Saturday, April 26, 2008


I don't really understand these "nanoparticles" being touted as additives to products. Are they just...molecules added to increase the functionality of the product? In that case, would iodine be an "nanoparticle" added to salt? Is fluoride a "nanoparticle" added to drinking water?

I guess I tend to think of nanoparticles more in a Drexlerian sense.

Or are people just trying to make money off the word "nano?"


: JustaDog said...

Iodine is an element, salt is a compound.

Fluoride is a very toxic element many local governments force people to ingest, not a "nanoparticle".

MT said...
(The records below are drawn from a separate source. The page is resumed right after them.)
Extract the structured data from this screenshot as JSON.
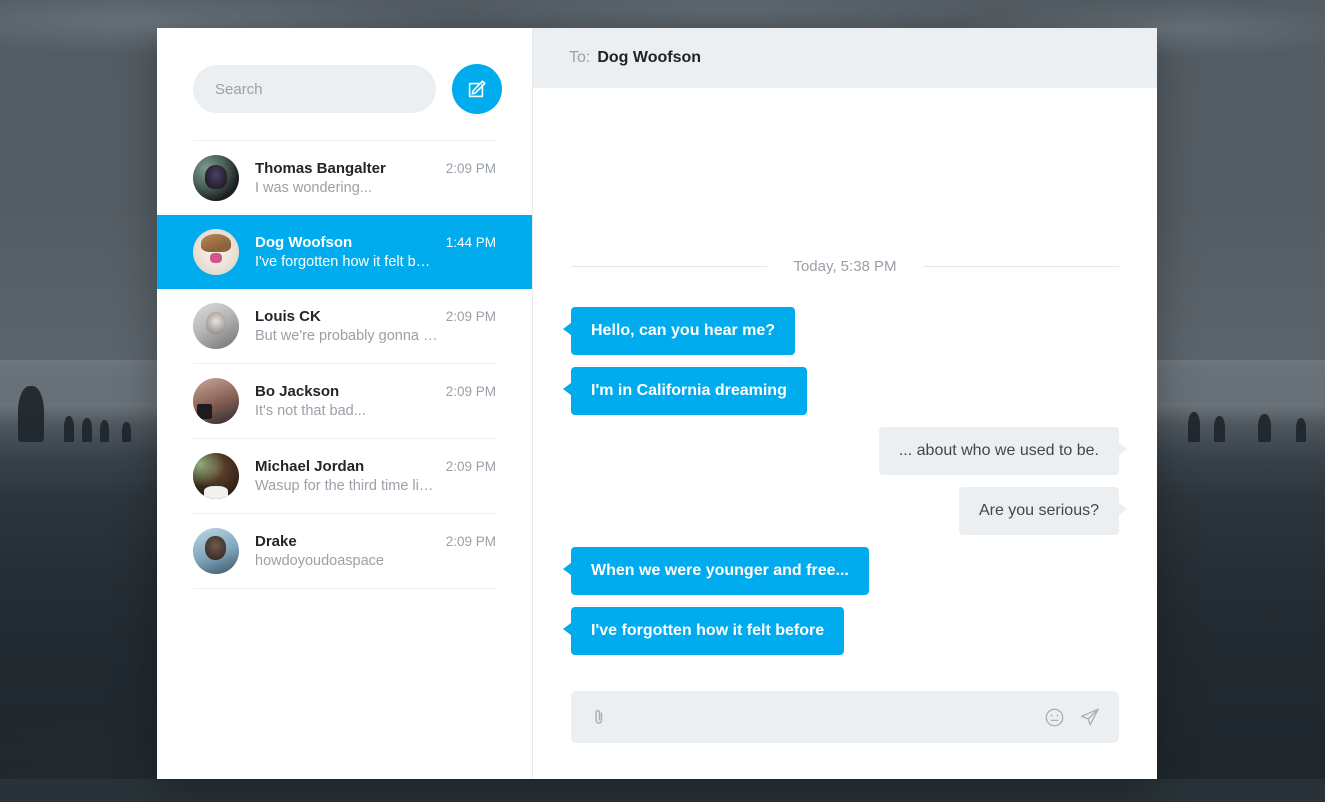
{
  "app": {
    "sidebar": {
      "search": {
        "placeholder": "Search",
        "value": ""
      },
      "compose_button_label": "compose",
      "conversations": [
        {
          "name": "Thomas Bangalter",
          "time": "2:09 PM",
          "preview": "I was wondering...",
          "avatar": "av-thomas",
          "selected": false
        },
        {
          "name": "Dog Woofson",
          "time": "1:44 PM",
          "preview": "I've forgotten how it felt b…",
          "avatar": "av-dog",
          "selected": true
        },
        {
          "name": "Louis CK",
          "time": "2:09 PM",
          "preview": "But we're probably gonna …",
          "avatar": "av-louis",
          "selected": false
        },
        {
          "name": "Bo Jackson",
          "time": "2:09 PM",
          "preview": "It's not that bad...",
          "avatar": "av-bo",
          "selected": false
        },
        {
          "name": "Michael Jordan",
          "time": "2:09 PM",
          "preview": "Wasup for the third time li…",
          "avatar": "av-mj",
          "selected": false
        },
        {
          "name": "Drake",
          "time": "2:09 PM",
          "preview": "howdoyoudoaspace",
          "avatar": "av-drake",
          "selected": false
        }
      ]
    },
    "chat": {
      "header": {
        "to_label": "To:",
        "recipient": "Dog Woofson"
      },
      "date_divider": "Today, 5:38 PM",
      "messages": [
        {
          "text": "Hello, can you hear me?",
          "direction": "sent"
        },
        {
          "text": "I'm in California dreaming",
          "direction": "sent"
        },
        {
          "text": "... about who we used to be.",
          "direction": "received"
        },
        {
          "text": "Are you serious?",
          "direction": "received"
        },
        {
          "text": "When we were younger and free...",
          "direction": "sent"
        },
        {
          "text": "I've forgotten how it felt before",
          "direction": "sent"
        }
      ],
      "composer": {
        "placeholder": "",
        "value": "",
        "attach_icon": "paperclip-icon",
        "emoji_icon": "smiley-icon",
        "send_icon": "paper-plane-icon"
      }
    }
  },
  "colors": {
    "accent": "#00aced",
    "panel_gray": "#eceff1",
    "text_muted": "#9aa1a8",
    "text_dark": "#22262a",
    "desktop_bar": "#283238"
  }
}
No, atoms aren't nanoparticles. Nano is bigger--a micelle or a molecule of hemoglobin could be one. I reckon you need 50 to 100 to atoms call it nano. Anyway I consider "nano" an all but vapid glamor word that's best avoided, except while one is actively deriding it.